Kenya Sevens skipper Andrew Amonde is now at the crossroad of his international career after the 2020 Tokyo Olympics were postponed by one year.
The Games were due from July 24 to August 9 in the Japanese capital city but have been pushed to July 23 to August 8 next year as the world continues to battle the spread of the novel coronavirus.
Amonde, who will be turning 37 on December 25, was planning to hang his boots in style after the 2020 Tokyo Olympic Games this July-August.
“I never thought the games would be pushed back by one year. I am now waiting to see how things unfold as I consult my people on what next,” said Amonde, who is keen on captaining the Kenya Sevens for the second time at the Olympics.
“People are telling me to hang around for one more year.”
Amonde and his Kenya Sevens mates had self-quarantined for 14 days ending their isolation on Wednesday last week after returning from the World Rugby Sevens Series Las Vegas and Vancouver legs in North America.
“I am happy that we are all fine and I thank God no one has the Covid-19,” said Amonde.
He said it had been hard for him and his colleagues to self-quarantine by virtue of being family people.
Sports Cabinet Secretary Amina Mohamed directed on March 16 that all sportspersons, including coaches and teams support personnel, who had travelled outside the country over the past 14 days, to immediately self-quarantine for two weeks.
This is after the first case of coronavirus was reported in the country on March 13.
Amonde’s sevens journey that started at the George Sevens in South Africa during the 2006/2007 World Rugby Sevens Series, has gone through ups and downs.
He rose from a humble beginning to captain the team to the 2013 Rugby World Cup Sevens semi-finals, the historic 2016 Singapore Sevens title and the 2016 Rio Olympic Games.
Winning the 2016 Singapore Sevens, Kenya’s maiden victory in the World Rugby Sevens could be the highlight of Amonde’s sevens rugby career.
“It was a huge step for us since the hard work that we put in paid off at long last,” he said.
Tossed into the world of rugby right after high school at Kisumu Boys in 2004, Amonde has established himself as an astute all-round player.
He has earned 50 international caps with Kenya Simbas and over 70 matches with Kenya Sevens.

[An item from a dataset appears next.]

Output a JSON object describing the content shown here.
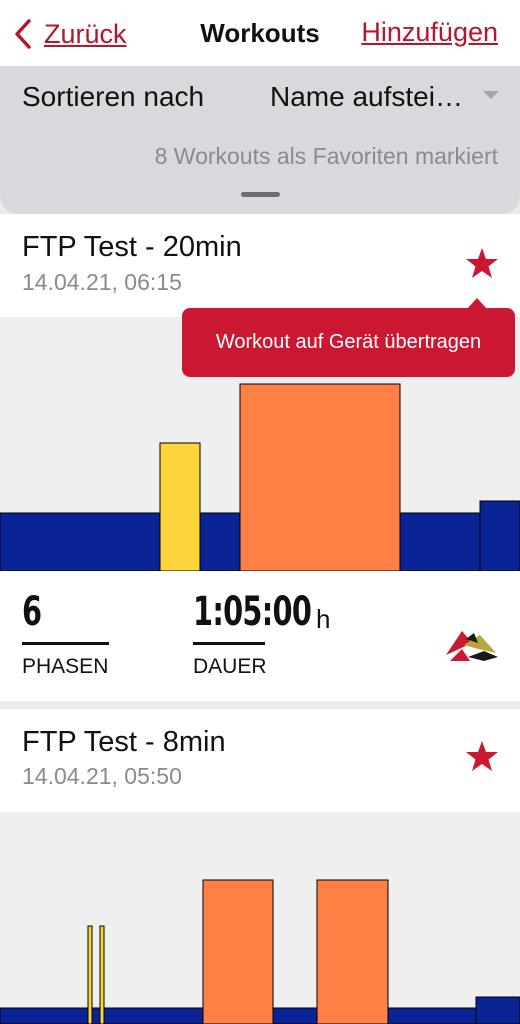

The father of two, who used to play basketball and handball in high school, knows what he wants to do after his playing career.
He wants to coach and plans pursue a World Rugby Level II certification in strength and conditioning either in South Africa or Namibia next year.
Amonde said training was now at a personal level ahead of the next four legs of the World Sevens Series, hopefully later this year.
Already, World Rugby has postpone London Sevens and Paris Sevens to September with Hong Kong and Singapore coming in October.
Kenya Sevens have come under heavy criticism over their poor performance despite the return of the senior players, who had stayed away the whole of the previous season.
Kenya has made it to two Cup quarter-finals this season in Cape Town, South Africa and Hamilton, New Zealand.
The team is currently placed 12th in the series standings with 35 points after six legs.
Kenya is only three places above relegation in the 17-team Series where New Zealand top with 115 points followed by South Africa and Fiji with 104 and 83 points respectively.
Kenya Sevens only managed nine points from the previous legs of Las Vegas and Vancouver where they finished 14th and 12th respectively.